Local perspective was important to Herring too, who in addition to partnering with the Florida papers also reached out to college publications in other swing states.
“I wanted to get our readers to see what’s going on where these guys are duking it out,” Herring said. “At that point in the campaign North Carolina was still kind of a toss-up, so I wanted to see how they were appealing to other swing states.”
By the end of the election, The Technician had published stories from eight different college newspapers.
“I think our biggest challenge was trying to find a way how we can get college students to read this, and how we can get them out and going to the polls,” Herring said. “The biggest part was showing them how they had a stake in this.”

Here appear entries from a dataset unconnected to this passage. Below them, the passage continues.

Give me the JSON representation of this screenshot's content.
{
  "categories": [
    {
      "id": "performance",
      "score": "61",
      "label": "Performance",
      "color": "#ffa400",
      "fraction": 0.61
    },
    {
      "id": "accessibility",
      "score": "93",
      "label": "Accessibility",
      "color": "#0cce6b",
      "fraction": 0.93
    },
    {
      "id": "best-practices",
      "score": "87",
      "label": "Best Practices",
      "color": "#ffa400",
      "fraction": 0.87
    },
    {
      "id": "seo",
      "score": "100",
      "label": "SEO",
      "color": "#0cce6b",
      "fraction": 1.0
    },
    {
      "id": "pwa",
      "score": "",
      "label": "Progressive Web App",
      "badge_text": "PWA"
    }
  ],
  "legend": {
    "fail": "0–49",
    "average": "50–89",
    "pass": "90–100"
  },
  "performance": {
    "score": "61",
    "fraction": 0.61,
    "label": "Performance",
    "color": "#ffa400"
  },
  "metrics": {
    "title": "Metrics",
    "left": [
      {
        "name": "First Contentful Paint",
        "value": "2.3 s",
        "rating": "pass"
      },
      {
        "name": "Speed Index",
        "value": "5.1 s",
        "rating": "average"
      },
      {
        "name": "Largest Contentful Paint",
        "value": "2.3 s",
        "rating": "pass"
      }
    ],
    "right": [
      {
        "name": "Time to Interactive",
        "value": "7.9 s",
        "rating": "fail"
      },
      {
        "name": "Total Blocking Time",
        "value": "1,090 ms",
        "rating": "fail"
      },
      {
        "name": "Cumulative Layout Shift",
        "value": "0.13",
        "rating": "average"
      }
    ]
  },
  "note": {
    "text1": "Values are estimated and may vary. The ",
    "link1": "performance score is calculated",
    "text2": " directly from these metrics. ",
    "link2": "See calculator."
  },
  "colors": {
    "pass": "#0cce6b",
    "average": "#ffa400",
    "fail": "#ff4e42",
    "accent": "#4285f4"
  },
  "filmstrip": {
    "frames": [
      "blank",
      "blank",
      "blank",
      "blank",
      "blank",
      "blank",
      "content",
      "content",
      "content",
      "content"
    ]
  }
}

Chris Poore, who advises The Kentucky Kernel, said partnerships have long existed — like agreements between sports sections to obtain photographs from away games — but that both student and professional media are approaching partnerships with new interest because of tightening budgets.
“I think financially independent student newspapers … are willing to consider more because times are tighter or money’s tighter,” he said. “It’s the same with the professional newspapers. They’re reaching out to college newspapers for the same reasons — they would like to increase audience but don’t necessarily have the manpower to do it these days.”
Staff cutbacks helped prompt the formation of one of the more closely watched partnerships, where at Mercer University students have begun working alongside professional print and broadcast reporters to cover Macon, Georgia.
The John S. and James L. Knight Foundation awarded the school a $4.6 million grant after editors at The Telegraph and Georgia Public Broadcasting expressed interest in working with Mercer in order to bring their newsrooms into the digital age, said Beverly Blake, the Macon program director for the Knight Foundation.
The program, which launched in August, operates through what is called the “medical school model,” Blake said. Students learn the basics in the classroom and then get to practice their skills working side-by-side with veteran journalists.
There’s an educational value to students who have the opportunity to partner with professionals, but Reimold cautioned that it might not lead to future employment. Still, he thinks opportunities for student journalists will keep growing.
“I think it’s fascinating for its irony because students have never had more of an opportunity to build a more impressive resume, but I’m just not sure it will mean anything at all,” Reimold said. “For now I don’t see a direct correlation other than the sheer joy of doing great journalism and getting your work out their for readers.”
There are also potential legal risks to students working in these types of partnerships between schools and professional media, said Frank LoMonte, the Student Press Law Center’s executive director.
It’s unclear whether students are covered by shield laws in these roles, which protect journalists from being compelled to testify or disclose sources and information in court, he said. Almost all states have some type of shield law, but the degree of protection becomes murky depending on the amount a journalist is paid.
Because students in these types of partnerships typically work in exchange for credit, not pay, “it’s not at all clear that a student who’s working at some kind of partner arrangement is going to have the benefit of the privilege,” LoMonte said.
“We’ve got to get really ironclad First Amendment protection for students that are doing journalism in their off-campus time for off-campus news outlets,” he said.
For his part, Herring said the relationships he built through the partnerships The Technician pursued were more important than any content the paper received.
“It’s just been energizing just seeing how supportive everyone is in the journalism community,” he said. “When I started it’s like, ‘oh man we’re all competing against each other,’ and that’s true to a certain degree, but in the end everyone’s trying to do the same job, trying to help each other out.”
By Samantha Raphelson, SPLC staff writer.
reports, Winter 2013